the licensee file a DJ Action while maintaining licensor-licensee agreement?
in light of MedImmune (U.S. Sup
Ct. 2007), the licensee can file a DJ Action without breaking a license
Which procedure is easier to invalidate the Patent?
Art. III procedure or Art.
II procedure (PTO Procedure).
Why is it known to be easier to invalidate the patent in Art. II (PTO’s)
are several reasons, that are:
invalidity in PTO procedure is lower than that during the court proceeding
(i.e., Preponderous evidence v. C&C evidence);
PTO Proceeding, scope of claim is interpreted as a broadest reasonable interpretation STD whereas that is done by
Markman Hearing. The broader the
scope of claim interpretation is, the easier to find the relevant prior art
procedure is still much less expensive
that that during the court proceeding.
could be slow proceeding, but IPR and PGR are rocket-dockets proceedins, i.e., unless there exists proper
convincing reasons, IPR (or PGR) procedure must end within a year according to
the statutes in AIA.
PTO’s final decision (when it invalidates claims and Fed. Cir. affirms the
decision) binds any subsequent
Can you file a request of reexamination after you are brought to an infringement
concurrent procedures (one is at PTO and the other is at court) are common. In
fact, many of IPR proceedings at PTAB (PTO) under AIA were commenced by the
accused infringers during the court proceedings.
If the results (PTO’s decision & Court Judgment) are not in agreement,
which one trumps the other?
general, the invalidity decision by PTO (final: when affirmed by Fed Cir) trumps
the decision by the court. On the
other hand, although it is unlikely that the validity decision by PTO (final
decision: when affirmed by Fed Cir) does not trump the invalidity decision by
the court. However, the invalidity
decision by the court only binds the parties in the court proceeding.
It is called “res-judicate”.
Under what condition, PTO’s decision trumps the Court Judgment?

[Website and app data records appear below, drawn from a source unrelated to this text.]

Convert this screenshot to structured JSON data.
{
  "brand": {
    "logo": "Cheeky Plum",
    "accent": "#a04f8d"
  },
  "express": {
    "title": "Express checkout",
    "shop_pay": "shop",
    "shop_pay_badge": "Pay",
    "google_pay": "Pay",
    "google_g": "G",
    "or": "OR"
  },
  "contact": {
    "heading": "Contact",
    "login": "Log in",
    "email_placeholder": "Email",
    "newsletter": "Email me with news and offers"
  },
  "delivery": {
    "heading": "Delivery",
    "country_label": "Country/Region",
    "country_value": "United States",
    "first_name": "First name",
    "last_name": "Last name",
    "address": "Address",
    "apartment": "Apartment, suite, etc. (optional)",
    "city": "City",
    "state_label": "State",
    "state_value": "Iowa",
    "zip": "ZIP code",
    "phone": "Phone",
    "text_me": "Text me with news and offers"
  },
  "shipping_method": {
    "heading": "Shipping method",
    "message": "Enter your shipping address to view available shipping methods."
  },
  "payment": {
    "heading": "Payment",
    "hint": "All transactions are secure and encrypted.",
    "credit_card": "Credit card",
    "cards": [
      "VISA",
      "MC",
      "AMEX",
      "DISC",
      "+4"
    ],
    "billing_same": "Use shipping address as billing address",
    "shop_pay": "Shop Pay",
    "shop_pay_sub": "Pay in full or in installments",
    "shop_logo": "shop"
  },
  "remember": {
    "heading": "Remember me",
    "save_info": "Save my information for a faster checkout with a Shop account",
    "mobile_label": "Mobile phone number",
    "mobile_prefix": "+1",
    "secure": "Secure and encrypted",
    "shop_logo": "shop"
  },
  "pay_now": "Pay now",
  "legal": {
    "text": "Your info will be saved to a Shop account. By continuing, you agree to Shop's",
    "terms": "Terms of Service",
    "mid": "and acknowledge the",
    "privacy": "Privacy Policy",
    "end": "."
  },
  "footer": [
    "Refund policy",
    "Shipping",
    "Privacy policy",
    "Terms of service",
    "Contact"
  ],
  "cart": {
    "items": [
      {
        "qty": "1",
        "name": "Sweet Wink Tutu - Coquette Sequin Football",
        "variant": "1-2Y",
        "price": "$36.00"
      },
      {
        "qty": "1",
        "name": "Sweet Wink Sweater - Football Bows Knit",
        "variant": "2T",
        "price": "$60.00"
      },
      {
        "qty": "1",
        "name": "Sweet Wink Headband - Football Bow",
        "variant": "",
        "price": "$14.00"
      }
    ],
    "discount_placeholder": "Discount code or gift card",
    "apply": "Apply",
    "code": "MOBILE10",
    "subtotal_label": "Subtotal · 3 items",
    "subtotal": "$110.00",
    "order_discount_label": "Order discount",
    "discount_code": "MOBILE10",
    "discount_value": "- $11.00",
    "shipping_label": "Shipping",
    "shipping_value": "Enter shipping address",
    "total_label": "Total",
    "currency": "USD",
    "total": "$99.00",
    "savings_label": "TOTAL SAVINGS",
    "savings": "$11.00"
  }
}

long as the court proceeding is still pending (not yet “final”), the
invalidity decision by the PTO trumps the court decision (see Freseinus v. Baxter: July 02, 2013).
What is the definition of “final” in the court decision in light of Freseinus
in this context is the stage of the litigation where all the issues have been
decided, which leaves only execution of judgment.
What will happen when the patent in question is completely invalidated by
reexamination at PTO, well after the final court decision (damages for
infringement of the patent)?
long as the court judgment is final, even though the US Patent in
question is later invalidated, a defendant of the earlier court proceeding must
execute the final judgment of the court. In
other words, the former infringer must execute the damages for infringement of invalidated
patent. That is to say that the
timing to file a request of PTO procedure is important.
It is likely that the court will stay till the PTO’s decision issues
thus the timing of commencement of the concurrent PTO proceeding during the
court proceeding should not be a problem. However,
as viewed in timeline of Freseinus v.
Baxter (July 2013), sometimes, the court may exercise its discretion not to
stay even after the commencement of the PTO proceeding.
In fact, this case (Freseinus v.
Baxter) could have gone either way because the stage of the court proceeding
was so close to the final when the Fed. Cir. affirmed the PTO’s
decision of invalidity of claims in question.